Exhibition celebrates 50 years of trend-setting hip-hop

To celebrate half a century of Hip Hop, The Museum of the Fashion Institute of Technology presents “Fresh, Fly, and Fabulous: Fifty Years of Hip-Hop Style,” one of the largest and most comprehensive exhibitions on this revolutionary and influential style.

The birth of hip hop spread throughout the world and it was during the 1980s that it took an unexpected turn, influencing music and fashion for generations, according to its curator Elena Romero.

“I hope that when people come to this exhibit they see that Hip Hop is more than just putting on big clothes with big names, fashion is a performance thing, and it’s the communication of youth, whether it’s from the 1970s or right now in today,” he says.

The Bronx-born genre was born on a hot summer night in 1973, when DJ Kool Herc and his sister Cindy organized a legendary back-to-school party, years later this went down in history.

“And at that point it can already be said that he was internationally famous, in music and also in fashion, we began to see designers from the Latino and Afro-Latin communities begin to create their own fashion, because our bodies are different, and many of fashion came from Europe”, adds Romero.

Style is one of the most visible and dominant manifestations of this culture, from luxury brands to everyday clothes, they acquired an important relevance thanks to hip hop.

Elena Romero remembers:

“Many times, Latinos and the Afro-American community were invisible here in America, specifically in the United States, and doing big things was a way of saying look, I am here and I exist.”

Here you will be able to appreciate more than 100 pieces and accessories, including Latin designers, who represent Hip Hop until April 23, completely free.

Some may think that hip hop is all about jeans baggies, oversized T-shirts, sparkly jewelry and sneakers that were all popular during that era, but Romero insists that hip hop goes further than that and will last for generations to come.

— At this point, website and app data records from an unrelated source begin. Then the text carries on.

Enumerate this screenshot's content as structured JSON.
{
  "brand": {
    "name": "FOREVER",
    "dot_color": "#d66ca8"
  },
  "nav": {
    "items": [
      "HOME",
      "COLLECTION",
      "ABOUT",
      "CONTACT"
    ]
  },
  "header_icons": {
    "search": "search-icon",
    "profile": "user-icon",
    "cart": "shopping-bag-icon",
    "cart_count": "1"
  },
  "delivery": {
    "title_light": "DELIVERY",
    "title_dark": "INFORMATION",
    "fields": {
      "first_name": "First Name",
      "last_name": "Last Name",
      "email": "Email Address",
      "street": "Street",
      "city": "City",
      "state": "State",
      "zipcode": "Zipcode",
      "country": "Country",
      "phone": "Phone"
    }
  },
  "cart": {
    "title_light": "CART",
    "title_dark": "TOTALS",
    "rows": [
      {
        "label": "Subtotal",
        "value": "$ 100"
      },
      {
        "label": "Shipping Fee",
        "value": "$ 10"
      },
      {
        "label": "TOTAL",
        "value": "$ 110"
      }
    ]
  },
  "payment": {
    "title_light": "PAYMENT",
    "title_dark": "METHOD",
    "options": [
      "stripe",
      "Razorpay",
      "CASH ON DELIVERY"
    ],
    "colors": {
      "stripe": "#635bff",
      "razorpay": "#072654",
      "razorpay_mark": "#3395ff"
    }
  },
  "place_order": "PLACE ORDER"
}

“If you have clothes from the 70s, 80s and 90s, this is the stage, now that you take it out of the closet, the clothes that have his name, the necklaces and the straps because what was old is now new once more,” says Romero.

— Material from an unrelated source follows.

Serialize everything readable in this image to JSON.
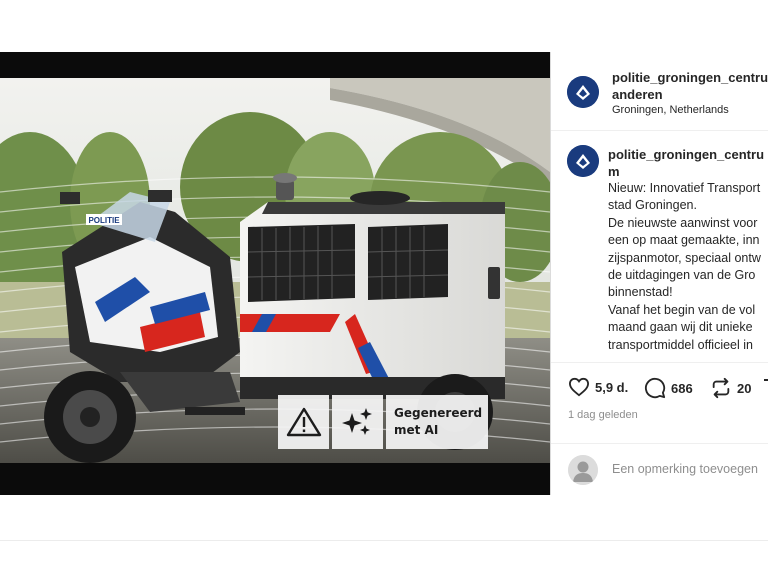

This would be the first time that a museum has had this type of exhibition that examines fashion through a musical genre.